India has implemented two significant regulations in the recent past. GST and the Bankruptcy Code. We argue that a third one is on the way which will lead to Re-pricing of Credit risk or put simply, more differentiated pricing of loans between good and bad borrowers. India has the highest number of AAA rated companies compared with other countries. Clearly our Rating Agencies are not differentiating between princes and frogs. And as Banks charge credit risk spreads based on Credit Ratings, Credit risk is being significantly mispriced in India. For example, within NBFCs, pedigreed companies like Bajaj Finance, currently troubled players like ILFS and players under a cloud of suspicion e.g. Dewan Housing were all rated AAA before July 2018.
The data above suggests something is amiss in our Ratings process and needs to be fixed. There is a conflict of interest in the Ratings business – they are paid by the same companies they rate. To understand this, watch this 2 minute clip of the scene from the movie “The Big Short” where the rater explains that if they did not give the company a favourable rating … the company would just take its business elsewhere (Watch from 1:20 seconds to save time).
Given the reliance of the Banking system on their judgement, we should shortly expect more regulatory supervision on Rating Agencies which should result in relatively more honest ratings going forward. Hence, we should expect the ratings of many companies to drop by a few notches example AAA –> A

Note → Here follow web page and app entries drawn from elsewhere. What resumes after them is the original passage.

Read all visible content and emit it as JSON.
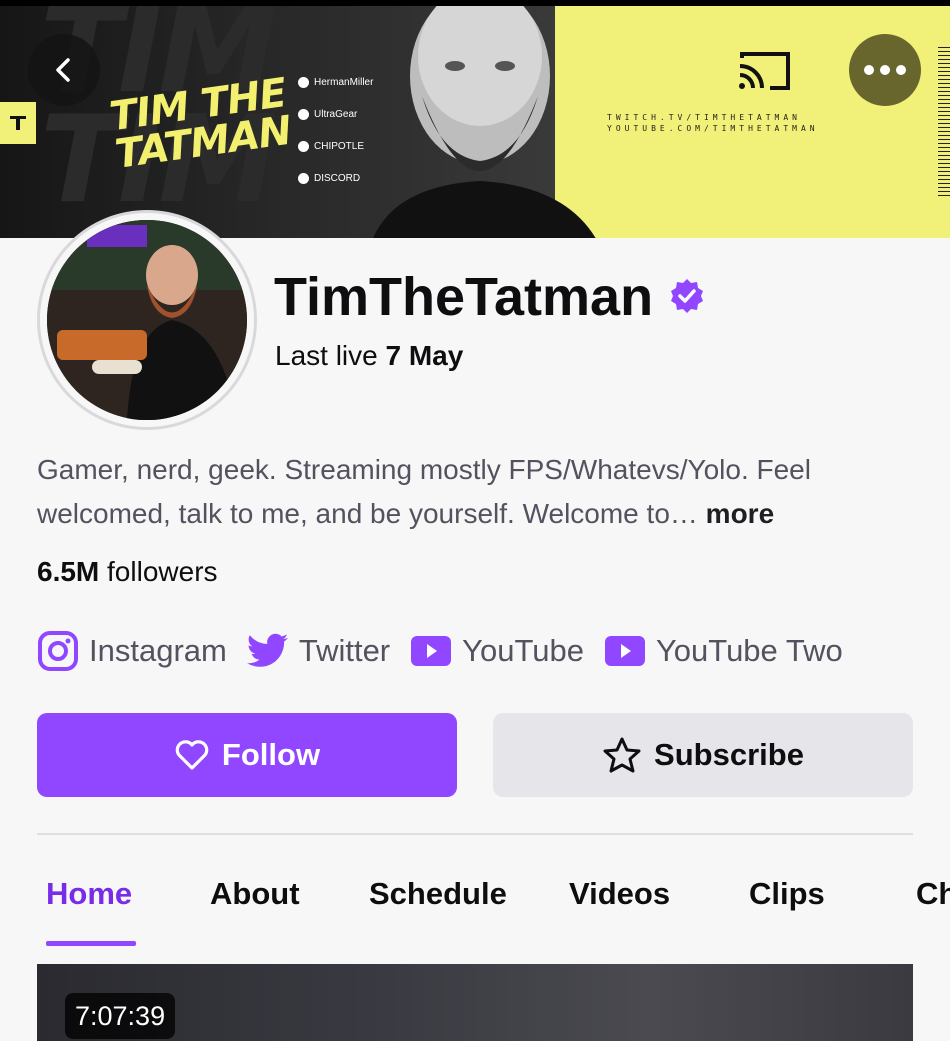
{
  "banner": {
    "logo_text_line1": "TIM THE",
    "logo_text_line2": "TATMAN",
    "sponsors": [
      "HermanMiller",
      "UltraGear",
      "CHIPOTLE",
      "DISCORD"
    ],
    "url_line1": "TWITCH.TV/TIMTHETATMAN",
    "url_line2": "YOUTUBE.COM/TIMTHETATMAN"
  },
  "profile": {
    "name": "TimTheTatman",
    "last_live_prefix": "Last live",
    "last_live_date": "7 May",
    "bio": "Gamer, nerd, geek. Streaming mostly FPS/Whatevs/Yolo. Feel welcomed, talk to me, and be yourself. Welcome to…",
    "bio_more": "more",
    "followers_count": "6.5M",
    "followers_label": "followers"
  },
  "socials": [
    {
      "label": "Instagram",
      "icon": "instagram-icon"
    },
    {
      "label": "Twitter",
      "icon": "twitter-icon"
    },
    {
      "label": "YouTube",
      "icon": "youtube-icon"
    },
    {
      "label": "YouTube Two",
      "icon": "youtube-icon"
    }
  ],
  "actions": {
    "follow_label": "Follow",
    "subscribe_label": "Subscribe"
  },
  "tabs": [
    "Home",
    "About",
    "Schedule",
    "Videos",
    "Clips",
    "Ch"
  ],
  "active_tab": "Home",
  "video": {
    "duration": "7:07:39"
  },
  "colors": {
    "accent": "#9147ff",
    "banner_yellow": "#f1f079"
  }
}
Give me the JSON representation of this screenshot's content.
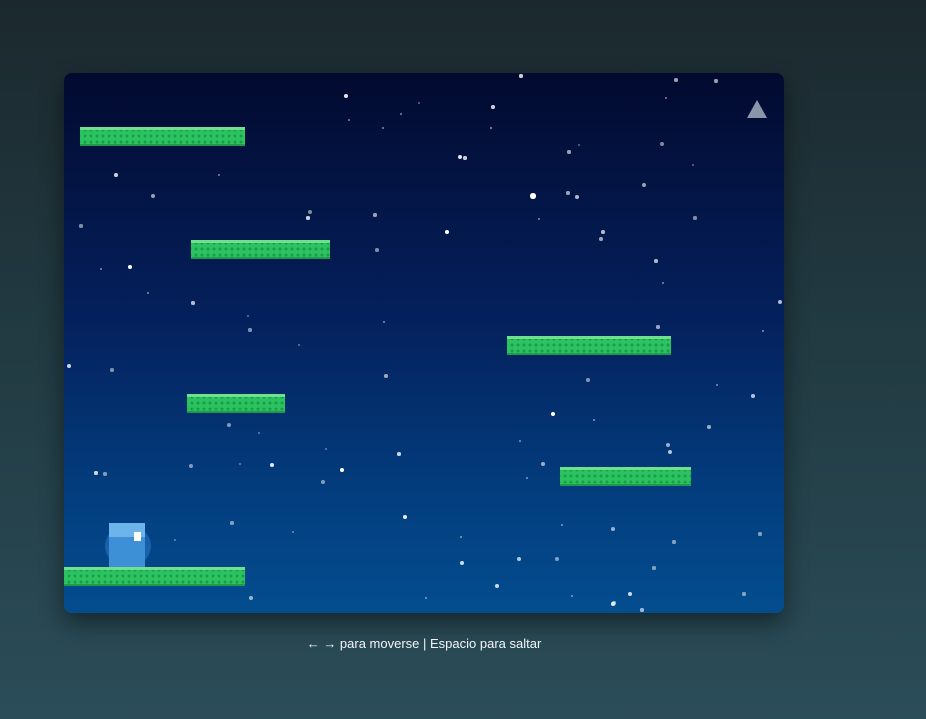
{
  "game": {
    "player": {
      "color": "#3d8fd6",
      "highlight": "#6db4ea"
    },
    "platform_color": "#2bc35f",
    "goal_icon": "triangle-up",
    "background_colors": [
      "#020a2f",
      "#034d8f"
    ]
  },
  "instructions": "← → para moverse | Espacio para saltar"
}
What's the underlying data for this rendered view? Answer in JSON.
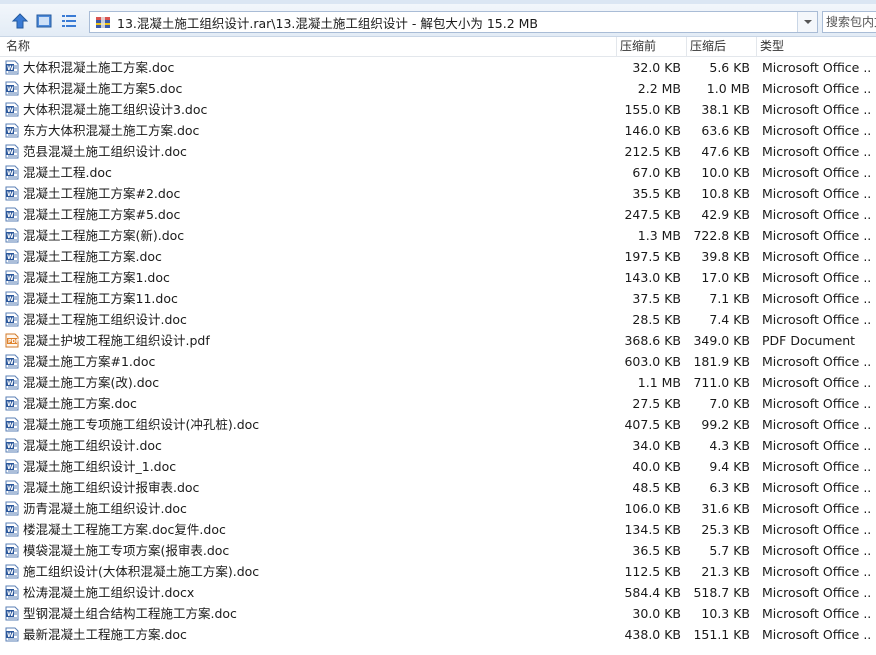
{
  "address": {
    "path": "13.混凝土施工组织设计.rar\\13.混凝土施工组织设计 - 解包大小为 15.2 MB"
  },
  "search": {
    "placeholder": "搜索包内文件"
  },
  "columns": {
    "name": "名称",
    "orig": "压缩前",
    "comp": "压缩后",
    "type": "类型"
  },
  "colors": {
    "word": "#2b579a",
    "pdf": "#e0822b",
    "accent": "#3a7bd5"
  },
  "files": [
    {
      "name": "大体积混凝土施工方案.doc",
      "orig": "32.0 KB",
      "comp": "5.6 KB",
      "type": "Microsoft Office ...",
      "icon": "word-doc-icon"
    },
    {
      "name": "大体积混凝土施工方案5.doc",
      "orig": "2.2 MB",
      "comp": "1.0 MB",
      "type": "Microsoft Office ...",
      "icon": "word-doc-icon"
    },
    {
      "name": "大体积混凝土施工组织设计3.doc",
      "orig": "155.0 KB",
      "comp": "38.1 KB",
      "type": "Microsoft Office ...",
      "icon": "word-doc-icon"
    },
    {
      "name": "东方大体积混凝土施工方案.doc",
      "orig": "146.0 KB",
      "comp": "63.6 KB",
      "type": "Microsoft Office ...",
      "icon": "word-doc-icon"
    },
    {
      "name": "范县混凝土施工组织设计.doc",
      "orig": "212.5 KB",
      "comp": "47.6 KB",
      "type": "Microsoft Office ...",
      "icon": "word-doc-icon"
    },
    {
      "name": "混凝土工程.doc",
      "orig": "67.0 KB",
      "comp": "10.0 KB",
      "type": "Microsoft Office ...",
      "icon": "word-doc-icon"
    },
    {
      "name": "混凝土工程施工方案#2.doc",
      "orig": "35.5 KB",
      "comp": "10.8 KB",
      "type": "Microsoft Office ...",
      "icon": "word-doc-icon"
    },
    {
      "name": "混凝土工程施工方案#5.doc",
      "orig": "247.5 KB",
      "comp": "42.9 KB",
      "type": "Microsoft Office ...",
      "icon": "word-doc-icon"
    },
    {
      "name": "混凝土工程施工方案(新).doc",
      "orig": "1.3 MB",
      "comp": "722.8 KB",
      "type": "Microsoft Office ...",
      "icon": "word-doc-icon"
    },
    {
      "name": "混凝土工程施工方案.doc",
      "orig": "197.5 KB",
      "comp": "39.8 KB",
      "type": "Microsoft Office ...",
      "icon": "word-doc-icon"
    },
    {
      "name": "混凝土工程施工方案1.doc",
      "orig": "143.0 KB",
      "comp": "17.0 KB",
      "type": "Microsoft Office ...",
      "icon": "word-doc-icon"
    },
    {
      "name": "混凝土工程施工方案11.doc",
      "orig": "37.5 KB",
      "comp": "7.1 KB",
      "type": "Microsoft Office ...",
      "icon": "word-doc-icon"
    },
    {
      "name": "混凝土工程施工组织设计.doc",
      "orig": "28.5 KB",
      "comp": "7.4 KB",
      "type": "Microsoft Office ...",
      "icon": "word-doc-icon"
    },
    {
      "name": "混凝土护坡工程施工组织设计.pdf",
      "orig": "368.6 KB",
      "comp": "349.0 KB",
      "type": "PDF Document",
      "icon": "pdf-doc-icon"
    },
    {
      "name": "混凝土施工方案#1.doc",
      "orig": "603.0 KB",
      "comp": "181.9 KB",
      "type": "Microsoft Office ...",
      "icon": "word-doc-icon"
    },
    {
      "name": "混凝土施工方案(改).doc",
      "orig": "1.1 MB",
      "comp": "711.0 KB",
      "type": "Microsoft Office ...",
      "icon": "word-doc-icon"
    },
    {
      "name": "混凝土施工方案.doc",
      "orig": "27.5 KB",
      "comp": "7.0 KB",
      "type": "Microsoft Office ...",
      "icon": "word-doc-icon"
    },
    {
      "name": "混凝土施工专项施工组织设计(冲孔桩).doc",
      "orig": "407.5 KB",
      "comp": "99.2 KB",
      "type": "Microsoft Office ...",
      "icon": "word-doc-icon"
    },
    {
      "name": "混凝土施工组织设计.doc",
      "orig": "34.0 KB",
      "comp": "4.3 KB",
      "type": "Microsoft Office ...",
      "icon": "word-doc-icon"
    },
    {
      "name": "混凝土施工组织设计_1.doc",
      "orig": "40.0 KB",
      "comp": "9.4 KB",
      "type": "Microsoft Office ...",
      "icon": "word-doc-icon"
    },
    {
      "name": "混凝土施工组织设计报审表.doc",
      "orig": "48.5 KB",
      "comp": "6.3 KB",
      "type": "Microsoft Office ...",
      "icon": "word-doc-icon"
    },
    {
      "name": "沥青混凝土施工组织设计.doc",
      "orig": "106.0 KB",
      "comp": "31.6 KB",
      "type": "Microsoft Office ...",
      "icon": "word-doc-icon"
    },
    {
      "name": "楼混凝土工程施工方案.doc复件.doc",
      "orig": "134.5 KB",
      "comp": "25.3 KB",
      "type": "Microsoft Office ...",
      "icon": "word-doc-icon"
    },
    {
      "name": "模袋混凝土施工专项方案(报审表.doc",
      "orig": "36.5 KB",
      "comp": "5.7 KB",
      "type": "Microsoft Office ...",
      "icon": "word-doc-icon"
    },
    {
      "name": "施工组织设计(大体积混凝土施工方案).doc",
      "orig": "112.5 KB",
      "comp": "21.3 KB",
      "type": "Microsoft Office ...",
      "icon": "word-doc-icon"
    },
    {
      "name": "松涛混凝土施工组织设计.docx",
      "orig": "584.4 KB",
      "comp": "518.7 KB",
      "type": "Microsoft Office ...",
      "icon": "word-doc-icon"
    },
    {
      "name": "型钢混凝土组合结构工程施工方案.doc",
      "orig": "30.0 KB",
      "comp": "10.3 KB",
      "type": "Microsoft Office ...",
      "icon": "word-doc-icon"
    },
    {
      "name": "最新混凝土工程施工方案.doc",
      "orig": "438.0 KB",
      "comp": "151.1 KB",
      "type": "Microsoft Office ...",
      "icon": "word-doc-icon"
    }
  ]
}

If credit risk is mispriced, deserving and undeserving companies often have the same credit rating – and hence the same cost of credit. This results in distortions of profit margins in many sectors due to excessive fragmentation. A combination of GST, the Bankruptcy Code and now re pricing of credit risks will create many winners and losers.
Some Investment implications

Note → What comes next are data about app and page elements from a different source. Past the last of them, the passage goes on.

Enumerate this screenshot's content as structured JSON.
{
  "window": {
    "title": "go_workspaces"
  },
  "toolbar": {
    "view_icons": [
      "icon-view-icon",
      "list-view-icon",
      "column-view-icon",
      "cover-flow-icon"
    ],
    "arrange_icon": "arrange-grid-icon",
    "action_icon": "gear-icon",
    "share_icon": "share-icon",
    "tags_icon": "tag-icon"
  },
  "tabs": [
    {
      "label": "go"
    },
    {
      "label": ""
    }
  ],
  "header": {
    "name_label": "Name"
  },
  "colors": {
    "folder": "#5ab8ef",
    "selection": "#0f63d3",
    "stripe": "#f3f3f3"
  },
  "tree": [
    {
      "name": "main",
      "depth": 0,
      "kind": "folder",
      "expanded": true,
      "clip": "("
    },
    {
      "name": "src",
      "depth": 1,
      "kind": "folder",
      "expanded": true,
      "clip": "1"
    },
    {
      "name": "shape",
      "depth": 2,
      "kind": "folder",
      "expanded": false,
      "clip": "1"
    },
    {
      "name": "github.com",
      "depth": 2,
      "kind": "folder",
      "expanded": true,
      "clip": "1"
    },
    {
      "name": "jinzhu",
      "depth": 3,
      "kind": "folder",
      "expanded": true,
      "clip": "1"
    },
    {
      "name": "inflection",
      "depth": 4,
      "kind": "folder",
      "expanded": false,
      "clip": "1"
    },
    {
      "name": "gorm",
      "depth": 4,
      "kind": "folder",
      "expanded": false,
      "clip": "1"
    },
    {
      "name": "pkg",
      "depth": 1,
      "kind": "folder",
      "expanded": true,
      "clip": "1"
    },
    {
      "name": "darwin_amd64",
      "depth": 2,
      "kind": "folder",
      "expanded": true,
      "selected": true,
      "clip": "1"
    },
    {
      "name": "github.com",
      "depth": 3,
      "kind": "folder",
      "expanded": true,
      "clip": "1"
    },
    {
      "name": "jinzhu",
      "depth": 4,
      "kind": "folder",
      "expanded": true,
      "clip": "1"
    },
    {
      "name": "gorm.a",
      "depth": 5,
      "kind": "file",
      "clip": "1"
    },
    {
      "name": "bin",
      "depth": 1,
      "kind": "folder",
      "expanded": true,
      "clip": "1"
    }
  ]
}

a) Most NBFCs rating should reduce resulting in a significant increase in their cost of funds. We expect a shakeout in the NBFC sector with many NBFCs exiting the industry as a structurally lower ROE profile makes the business un attractive.
b) Private Banks (and genuinely AAA NBFCs) will see further market share gains from NBFCs – both from NBFCs vacating markets where they cannot compete on Cost of Funds and as formalization results in SMEs having better documentation which makes them bankable.

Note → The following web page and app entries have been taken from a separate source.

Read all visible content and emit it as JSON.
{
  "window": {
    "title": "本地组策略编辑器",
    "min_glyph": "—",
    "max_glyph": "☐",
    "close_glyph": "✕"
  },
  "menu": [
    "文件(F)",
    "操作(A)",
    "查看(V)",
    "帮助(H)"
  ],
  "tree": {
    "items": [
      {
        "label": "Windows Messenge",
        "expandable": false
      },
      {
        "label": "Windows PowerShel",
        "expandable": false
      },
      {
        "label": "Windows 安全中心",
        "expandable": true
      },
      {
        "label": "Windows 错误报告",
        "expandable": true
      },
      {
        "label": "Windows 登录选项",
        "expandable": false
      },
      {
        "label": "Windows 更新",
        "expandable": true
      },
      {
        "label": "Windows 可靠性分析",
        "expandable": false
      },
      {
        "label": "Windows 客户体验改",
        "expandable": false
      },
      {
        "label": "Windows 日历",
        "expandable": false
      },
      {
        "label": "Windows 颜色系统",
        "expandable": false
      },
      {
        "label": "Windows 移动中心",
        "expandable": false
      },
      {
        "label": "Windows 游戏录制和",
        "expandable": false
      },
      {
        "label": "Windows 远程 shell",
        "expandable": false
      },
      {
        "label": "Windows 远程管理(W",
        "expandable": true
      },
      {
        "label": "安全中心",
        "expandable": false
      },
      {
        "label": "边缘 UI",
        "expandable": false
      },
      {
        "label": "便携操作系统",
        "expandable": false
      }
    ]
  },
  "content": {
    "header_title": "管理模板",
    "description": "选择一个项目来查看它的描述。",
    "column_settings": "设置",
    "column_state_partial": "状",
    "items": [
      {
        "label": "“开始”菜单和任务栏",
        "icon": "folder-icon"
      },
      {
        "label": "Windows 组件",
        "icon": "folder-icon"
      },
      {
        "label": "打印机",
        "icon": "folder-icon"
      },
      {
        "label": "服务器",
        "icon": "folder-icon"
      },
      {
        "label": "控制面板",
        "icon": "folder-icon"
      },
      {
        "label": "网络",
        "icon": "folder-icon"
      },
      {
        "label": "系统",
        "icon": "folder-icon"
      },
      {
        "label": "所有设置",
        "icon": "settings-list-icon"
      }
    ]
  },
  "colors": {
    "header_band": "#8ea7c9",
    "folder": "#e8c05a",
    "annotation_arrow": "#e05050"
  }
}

c) The conglomerate discount should come back in vogue. Subsidiary’s cost of Credit will increase as Rating Agencies will be mandated to take into account aggregate debt of the parent rather than just an “assurance of support” from the parent. And as more guarantees are provided to subsidiaries, the parent rating should get adversely impacted resulting in higher cost of credit for them. Expect more focus in large conglomerates around a core.
d) There is clear hesitation visible in many Private Banks towards participating meaningfully in Project Finance. Hence, risk spreads for Project Finance will trend higher on both lower demand for Project Finance as well better pricing expectations from Banks. This coupled with the threat of loss of the Asset due to a wrong Investment decisions, means one should see more disciplined Capital deployment in Capital intensive sectors. We see Steel and Power as prime beneficiaries from rising Capacity Utilizations and increasing Operating Margins.
e) Many sectors will witness Consolidation. For example, Real Estate development should witness further sector consolidation both due to RERA and now higher cost of credit in a working capital intensive business which weaker players will not be able to absorb.
f) One should expect certain AMCs to gather even higher incremental market share. Quality of debt paper held by Mutual Funds will come under increased scrutiny and NAVs of many funds holding paper of dubious quality could see markdowns triggering a flight to quality.
g) Mid-Cap companies who enjoy a good Credit rating will become significantly more advantaged vs their peers on both quantum and cost of credit. It’s a great time to be an Equity investor in India. Every wave of regulation strengthens well run companies as it chips away at the unfair advantage enjoyed by many other participants.